**WORK TASK**
Repeat the listing below in full and exactly. Pictures are to be omitted.

=====

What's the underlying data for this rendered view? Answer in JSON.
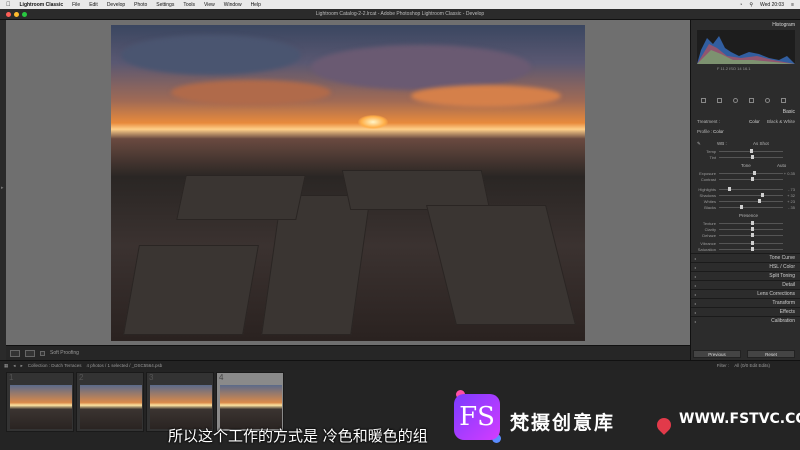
{
  "menubar": {
    "app": "Lightroom Classic",
    "items": [
      "File",
      "Edit",
      "Develop",
      "Photo",
      "Settings",
      "Tools",
      "View",
      "Window",
      "Help"
    ],
    "clock": "Wed 20:03"
  },
  "window": {
    "title": "Lightroom Catalog-2-2.lrcat - Adobe Photoshop Lightroom Classic - Develop"
  },
  "right_panel": {
    "histogram_label": "Histogram",
    "histogram_values": "F 11.2  ISO 14  16.1",
    "basic_label": "Basic",
    "treatment_label": "Treatment :",
    "color_label": "Color",
    "bw_label": "Black & White",
    "profile_label": "Profile :",
    "profile_value": "Color",
    "wb_label": "WB :",
    "wb_value": "As Shot",
    "temp_label": "Temp",
    "tint_label": "Tint",
    "tone_label": "Tone",
    "auto_label": "Auto",
    "exposure_label": "Exposure",
    "exposure_value": "+ 0.35",
    "contrast_label": "Contrast",
    "highlights_label": "Highlights",
    "highlights_value": "- 73",
    "shadows_label": "Shadows",
    "shadows_value": "+ 32",
    "whites_label": "Whites",
    "whites_value": "+ 23",
    "blacks_label": "Blacks",
    "blacks_value": "- 35",
    "presence_label": "Presence",
    "texture_label": "Texture",
    "clarity_label": "Clarity",
    "dehaze_label": "Dehaze",
    "vibrance_label": "Vibrance",
    "saturation_label": "Saturation",
    "sections": [
      "Tone Curve",
      "HSL / Color",
      "Split Toning",
      "Detail",
      "Lens Corrections",
      "Transform",
      "Effects",
      "Calibration"
    ],
    "previous_button": "Previous",
    "reset_button": "Reset"
  },
  "toolbar": {
    "soft_proofing": "Soft Proofing"
  },
  "filmbar": {
    "collection": "Collection : Dutch Terraces",
    "count": "4 photos / 1 selected / _DSC5564.psb",
    "filter_label": "Filter :",
    "filter_value": "All (0/0 Edit Edits)"
  },
  "filmstrip": {
    "thumbs": [
      {
        "num": "1"
      },
      {
        "num": "2"
      },
      {
        "num": "3"
      },
      {
        "num": "4"
      }
    ]
  },
  "watermark": {
    "logo_text": "FS",
    "brand": "梵摄创意库",
    "site": "WWW.FSTVC.CC"
  },
  "subtitle": "所以这个工作的方式是 冷色和暖色的组",
  "colors": {
    "accent": "#7b3cff",
    "panel": "#2c2c2c",
    "canvas": "#6f6f6f"
  }
}
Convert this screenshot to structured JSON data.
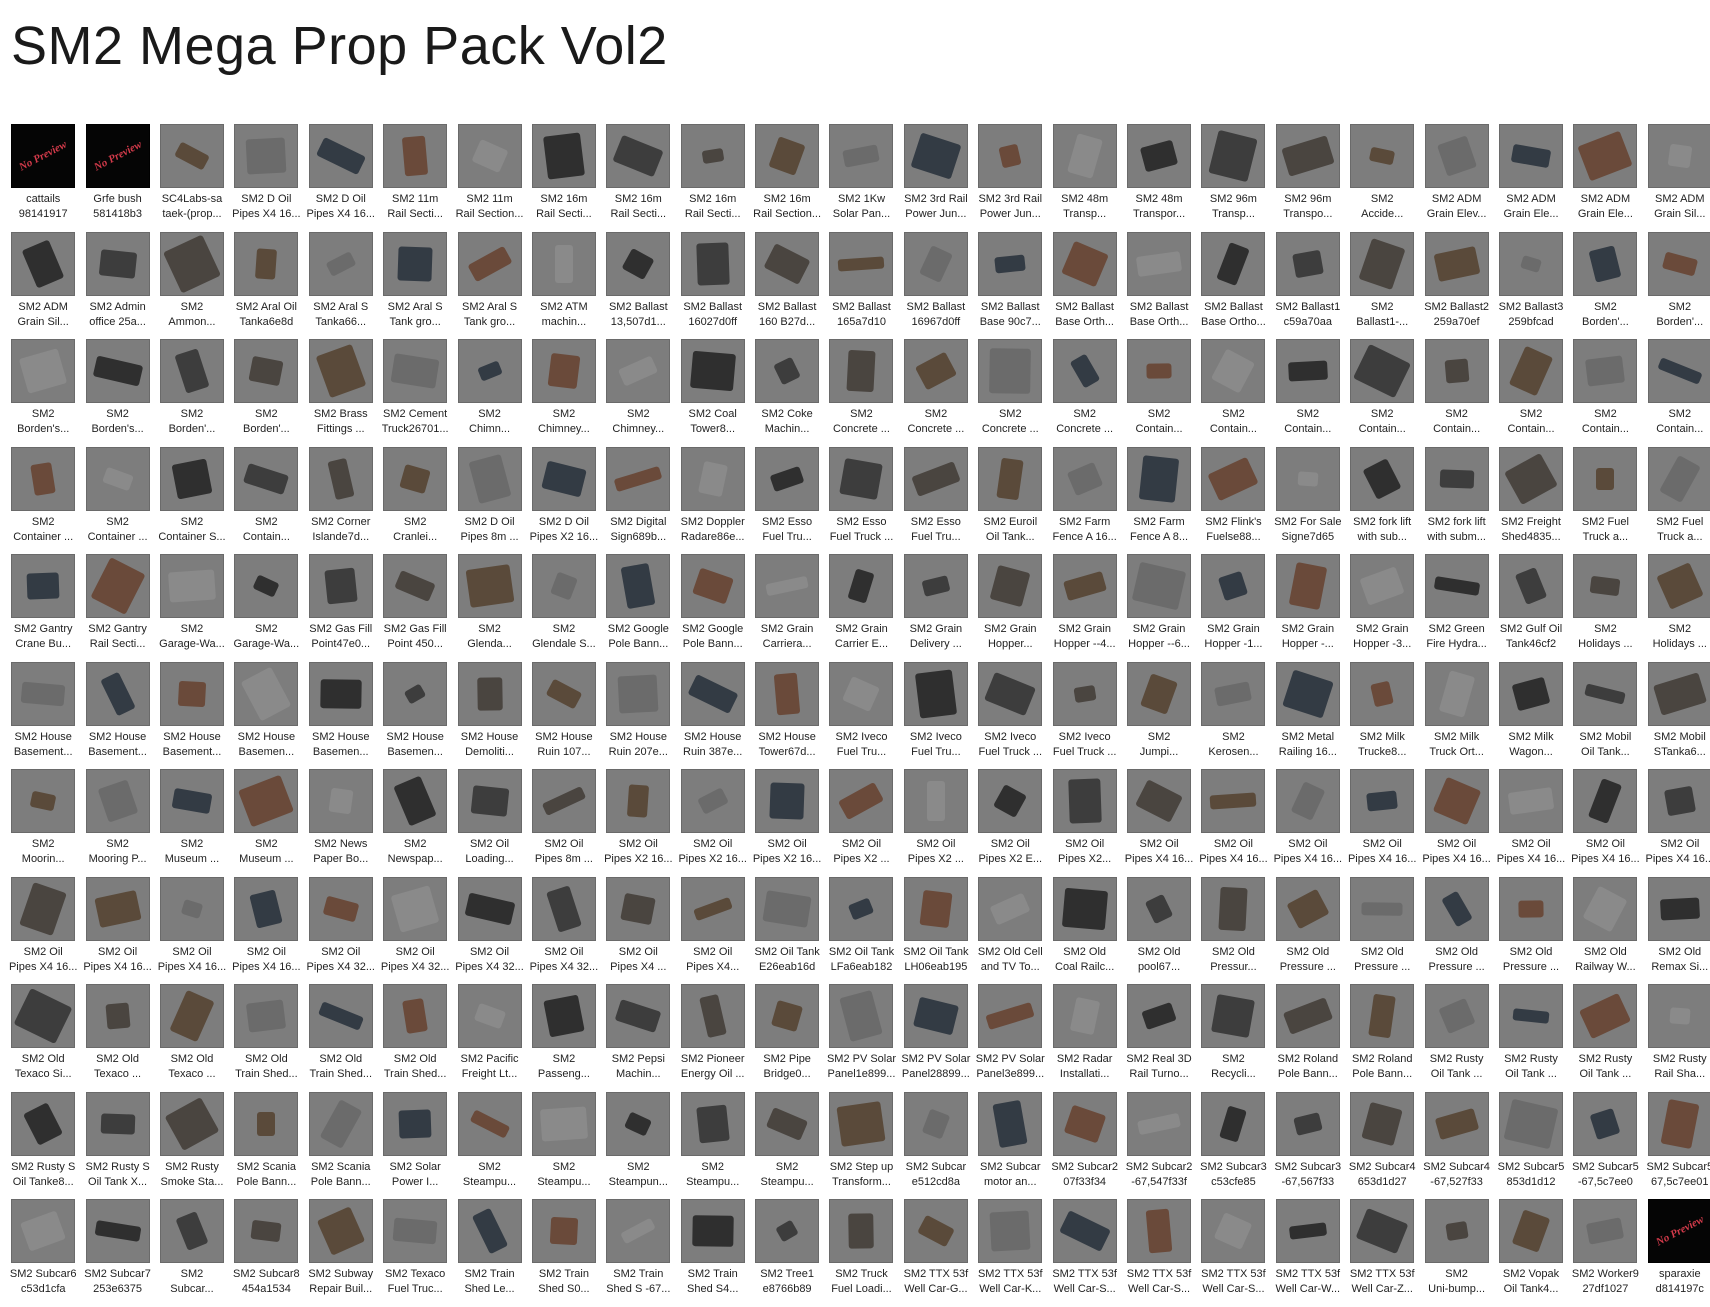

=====

**RESULT OF THE TASK**
What's the underlying data for this rendered view? Answer in JSON.
{
  "menubar": {
    "app": "Lightroom Classic",
    "items": [
      "File",
      "Edit",
      "Develop",
      "Photo",
      "Settings",
      "Tools",
      "View",
      "Window",
      "Help"
    ],
    "clock": "Wed 20:03"
  },
  "window": {
    "title": "Lightroom Catalog-2-2.lrcat - Adobe Photoshop Lightroom Classic - Develop"
  },
  "right_panel": {
    "histogram_label": "Histogram",
    "histogram_values": "F 11.2  ISO 14  16.1",
    "basic_label": "Basic",
    "treatment_label": "Treatment :",
    "color_label": "Color",
    "bw_label": "Black & White",
    "profile_label": "Profile :",
    "profile_value": "Color",
    "wb_label": "WB :",
    "wb_value": "As Shot",
    "temp_label": "Temp",
    "tint_label": "Tint",
    "tone_label": "Tone",
    "auto_label": "Auto",
    "exposure_label": "Exposure",
    "exposure_value": "+ 0.35",
    "contrast_label": "Contrast",
    "highlights_label": "Highlights",
    "highlights_value": "- 73",
    "shadows_label": "Shadows",
    "shadows_value": "+ 32",
    "whites_label": "Whites",
    "whites_value": "+ 23",
    "blacks_label": "Blacks",
    "blacks_value": "- 35",
    "presence_label": "Presence",
    "texture_label": "Texture",
    "clarity_label": "Clarity",
    "dehaze_label": "Dehaze",
    "vibrance_label": "Vibrance",
    "saturation_label": "Saturation",
    "sections": [
      "Tone Curve",
      "HSL / Color",
      "Split Toning",
      "Detail",
      "Lens Corrections",
      "Transform",
      "Effects",
      "Calibration"
    ],
    "previous_button": "Previous",
    "reset_button": "Reset"
  },
  "toolbar": {
    "soft_proofing": "Soft Proofing"
  },
  "filmbar": {
    "collection": "Collection : Dutch Terraces",
    "count": "4 photos / 1 selected / _DSC5564.psb",
    "filter_label": "Filter :",
    "filter_value": "All (0/0 Edit Edits)"
  },
  "filmstrip": {
    "thumbs": [
      {
        "num": "1"
      },
      {
        "num": "2"
      },
      {
        "num": "3"
      },
      {
        "num": "4"
      }
    ]
  },
  "watermark": {
    "logo_text": "FS",
    "brand": "梵摄创意库",
    "site": "WWW.FSTVC.CC"
  },
  "subtitle": "所以这个工作的方式是 冷色和暖色的组",
  "colors": {
    "accent": "#7b3cff",
    "panel": "#2c2c2c",
    "canvas": "#6f6f6f"
  }
}
Convert this screenshot to structured JSON data.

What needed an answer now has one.